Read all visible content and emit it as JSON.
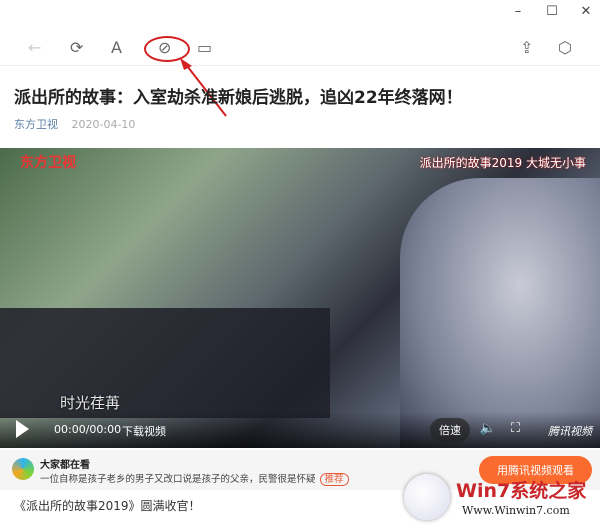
{
  "window": {
    "minimize": "–",
    "maximize": "☐",
    "close": "✕"
  },
  "toolbar": {
    "back": "←",
    "refresh": "⟳",
    "font": "A",
    "link": "⊘",
    "reader": "▭",
    "share": "⇪",
    "cube": "⬡"
  },
  "article": {
    "title": "派出所的故事：入室劫杀准新娘后逃脱，追凶22年终落网！",
    "source": "东方卫视",
    "date": "2020-04-10",
    "body": "《派出所的故事2019》圆满收官！"
  },
  "video": {
    "channel_logo": "东方卫视",
    "watermark": "派出所的故事2019 大城无小事",
    "caption": "时光荏苒",
    "time": "00:00/00:00",
    "download": "下载视频",
    "speed": "倍速",
    "volume": "🔈",
    "fullscreen": "⛶",
    "brand": "腾讯视频"
  },
  "recommend": {
    "title": "大家都在看",
    "desc": "一位自称是孩子老乡的男子又改口说是孩子的父亲，民警很是怀疑",
    "tag": "推荐",
    "button": "用腾讯视频观看"
  },
  "watermark": {
    "name": "Win7系统之家",
    "url": "Www.Winwin7.com"
  }
}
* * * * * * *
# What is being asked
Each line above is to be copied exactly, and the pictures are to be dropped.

# Solution below
Read all visible content and emit it as JSON.
{
  "window": {
    "minimize": "–",
    "maximize": "☐",
    "close": "✕"
  },
  "toolbar": {
    "back": "←",
    "refresh": "⟳",
    "font": "A",
    "link": "⊘",
    "reader": "▭",
    "share": "⇪",
    "cube": "⬡"
  },
  "article": {
    "title": "派出所的故事：入室劫杀准新娘后逃脱，追凶22年终落网！",
    "source": "东方卫视",
    "date": "2020-04-10",
    "body": "《派出所的故事2019》圆满收官！"
  },
  "video": {
    "channel_logo": "东方卫视",
    "watermark": "派出所的故事2019 大城无小事",
    "caption": "时光荏苒",
    "time": "00:00/00:00",
    "download": "下载视频",
    "speed": "倍速",
    "volume": "🔈",
    "fullscreen": "⛶",
    "brand": "腾讯视频"
  },
  "recommend": {
    "title": "大家都在看",
    "desc": "一位自称是孩子老乡的男子又改口说是孩子的父亲，民警很是怀疑",
    "tag": "推荐",
    "button": "用腾讯视频观看"
  },
  "watermark": {
    "name": "Win7系统之家",
    "url": "Www.Winwin7.com"
  }
}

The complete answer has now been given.